Every Monday night, FN Dish has the exclusive interviews with the eliminated recruits from the Red Team and the Blue Team.
Find out who went home on the Blue Team
by Maria Russo in Shows, March 24th, 2014
On Worst Cooks in America, 14 recruits have the tremendous opportunity to be mentored by Food Network Chefs Anne Burrell and Bobby Flay. They’ve come to Boot Camp with some of the worst skills imaginable, but if they’re able to survive seven weeks of competition without getting eliminated, they might just be named the best of the worst and win $25,000. Every week, one recruit from each team is sent home. This week Anne and Bobby determined the final two who would make it the finale.
FN Dish has the exclusive interviews with the eliminated recruits from the Red Team and the Blue Team.
Find out who went home on the Red Team
by Maria Russo in Shows, March 23rd, 2014
Although he was once a competitor on such fierce contests as Rachael vs. Guy: Celebrity Cook-Off and Chopped All-Stars, Joey Fatone is trading in his apron for a host’s suit on the all-new series Rewrapped (premiering Monday, April 21 at 8|7c). FN Dish caught up with the former musical superstar on the set of his upcoming show to chat about his signature dish, go-to late-night bite and favorite people to cook with. Read on below to hear from Joey, then hear from Marc Summers, a judge on Rewrapped.
Do you cook at home?
Joey Fatone: I do. I do enjoy cooking at home. It’s hard when you have kids because they like certain things, so sometimes you end up making the same thing over and over and over again. It’s like, “Let’s try something new, shall we?”
For the first time in Cutthroat Kitchen
history, Alton Brown
welcomed four of the “wickedest winners” back to the contest to see who among them could uphold their victorious records and outcook their competition yet again. After claiming wins in Season 1, Chefs Brian, Charles, Frankie and Gwen took their places at their workstations, confident that they would be able to keep up with their newest culinary rivals — but ultimately only one proved his or her staying power.

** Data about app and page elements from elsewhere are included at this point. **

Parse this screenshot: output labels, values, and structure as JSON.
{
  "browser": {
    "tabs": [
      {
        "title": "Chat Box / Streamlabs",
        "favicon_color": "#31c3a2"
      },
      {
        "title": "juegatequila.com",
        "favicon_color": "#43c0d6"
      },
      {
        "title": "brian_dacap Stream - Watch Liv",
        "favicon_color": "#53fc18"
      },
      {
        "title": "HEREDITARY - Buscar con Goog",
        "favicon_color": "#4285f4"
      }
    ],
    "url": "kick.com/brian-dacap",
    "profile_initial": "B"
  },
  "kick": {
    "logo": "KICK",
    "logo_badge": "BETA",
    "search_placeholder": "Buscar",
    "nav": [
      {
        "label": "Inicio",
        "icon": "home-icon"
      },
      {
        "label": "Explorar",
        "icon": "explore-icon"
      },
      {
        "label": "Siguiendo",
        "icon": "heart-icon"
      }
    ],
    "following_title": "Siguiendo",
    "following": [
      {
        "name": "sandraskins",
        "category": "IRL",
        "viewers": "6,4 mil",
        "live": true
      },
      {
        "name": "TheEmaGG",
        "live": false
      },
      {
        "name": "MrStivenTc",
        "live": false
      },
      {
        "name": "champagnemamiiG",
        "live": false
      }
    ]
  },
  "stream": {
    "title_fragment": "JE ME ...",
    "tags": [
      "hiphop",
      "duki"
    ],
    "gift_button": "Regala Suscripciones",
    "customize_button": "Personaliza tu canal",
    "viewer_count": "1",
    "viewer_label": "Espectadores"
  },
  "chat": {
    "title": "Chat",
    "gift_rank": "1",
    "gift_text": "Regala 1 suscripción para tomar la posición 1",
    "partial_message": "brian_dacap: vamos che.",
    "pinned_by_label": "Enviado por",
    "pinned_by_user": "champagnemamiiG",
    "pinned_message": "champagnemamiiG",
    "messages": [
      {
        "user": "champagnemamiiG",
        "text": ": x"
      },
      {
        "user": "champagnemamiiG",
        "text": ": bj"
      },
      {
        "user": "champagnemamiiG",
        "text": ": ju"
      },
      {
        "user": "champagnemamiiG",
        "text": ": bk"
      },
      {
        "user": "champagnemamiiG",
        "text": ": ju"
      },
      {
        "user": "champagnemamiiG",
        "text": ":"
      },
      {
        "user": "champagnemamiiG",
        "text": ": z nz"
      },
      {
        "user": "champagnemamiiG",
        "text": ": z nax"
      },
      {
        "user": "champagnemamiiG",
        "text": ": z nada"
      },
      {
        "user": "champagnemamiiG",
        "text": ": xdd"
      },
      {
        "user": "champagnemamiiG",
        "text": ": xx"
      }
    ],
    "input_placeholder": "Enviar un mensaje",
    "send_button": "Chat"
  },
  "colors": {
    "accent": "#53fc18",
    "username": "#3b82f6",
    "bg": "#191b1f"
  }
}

After three hard-fought rounds that found him making impromptu drinks for Alton, cooking in bed and deep-frying bread pudding, Chef Brian claimed a second Cutthroat win. Jet told Alton on the host’s After-Show that Chef Brian’s cocktail-concoction sabotage was “a giant time killer,” but it was surely not as wow-worthy as his Round 2 challenge, which forced him to prepare a breakfast burrito in bed atop a small cook station. “Are you kidding me?” Jet asked Alton with a smile when he saw the bed rolled in the kitchen.